    on all people of that sex? When Sally calls Jim a prick, I don’t assume
    Sally hates men, just Jim.

    You could have picked words like “pussy” (when applied to men) or “slut” (when applied to women) to write about, but it’s much harder to analyze real consequences of gender culture rather than railing against a sophomoric and dull insult. So instead you talk about being the target of [insult]+”bitch” phrases and rape threats, as if anyone, male or female, is safe from them once you make your sex known on the net. Not to mention the dubiousness of a lot of these examples (Should I really believe “If I discipline my children, I’m an uptight bitch. If I go outside without my hair done perfectly, I’m a trashy bitch” are accounts of real phrases that were spoken to you in these contexts?).

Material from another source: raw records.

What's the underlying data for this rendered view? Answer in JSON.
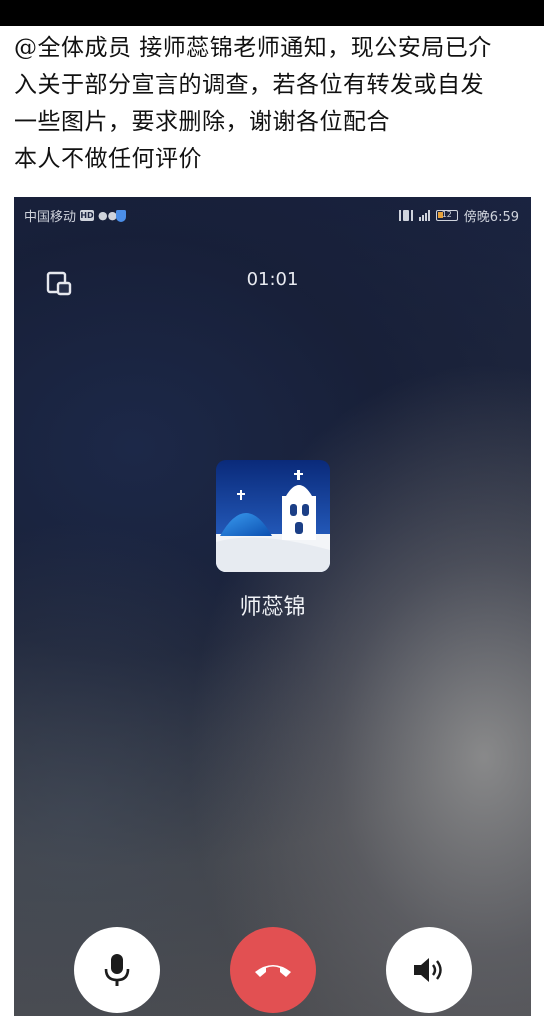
{
  "notice": {
    "lines": [
      "@全体成员 接师蕊锦老师通知，现公安局已介",
      "入关于部分宣言的调查，若各位有转发或自发",
      "一些图片，要求删除，谢谢各位配合",
      "本人不做任何评价"
    ]
  },
  "status_bar": {
    "carrier": "中国移动",
    "hd_badge": "HD",
    "battery_level": "12",
    "time": "傍晚6:59"
  },
  "call": {
    "timer": "01:01",
    "caller_name": "师蕊锦"
  },
  "icons": {
    "minimize": "minimize-window-icon",
    "mic": "microphone-icon",
    "hangup": "hang-up-phone-icon",
    "speaker": "speaker-icon",
    "wechat": "wechat-icon",
    "shield": "shield-icon",
    "vibrate": "vibrate-icon",
    "signal": "signal-icon",
    "battery": "battery-icon"
  },
  "colors": {
    "hangup": "#e25052",
    "control_bg": "#ffffff",
    "battery_fill": "#e6a23c"
  }
}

    But what really irks me is the “we this, women that” tone of it all, as if this poorly thought out screed speaks for anyone but people who will gobble up any garbage so long as it involves chauvinist pigs victimizing helpless women with their words. If the goal is really to educate Jay Mohr about gender issues, I don’t think you’re the person for the job.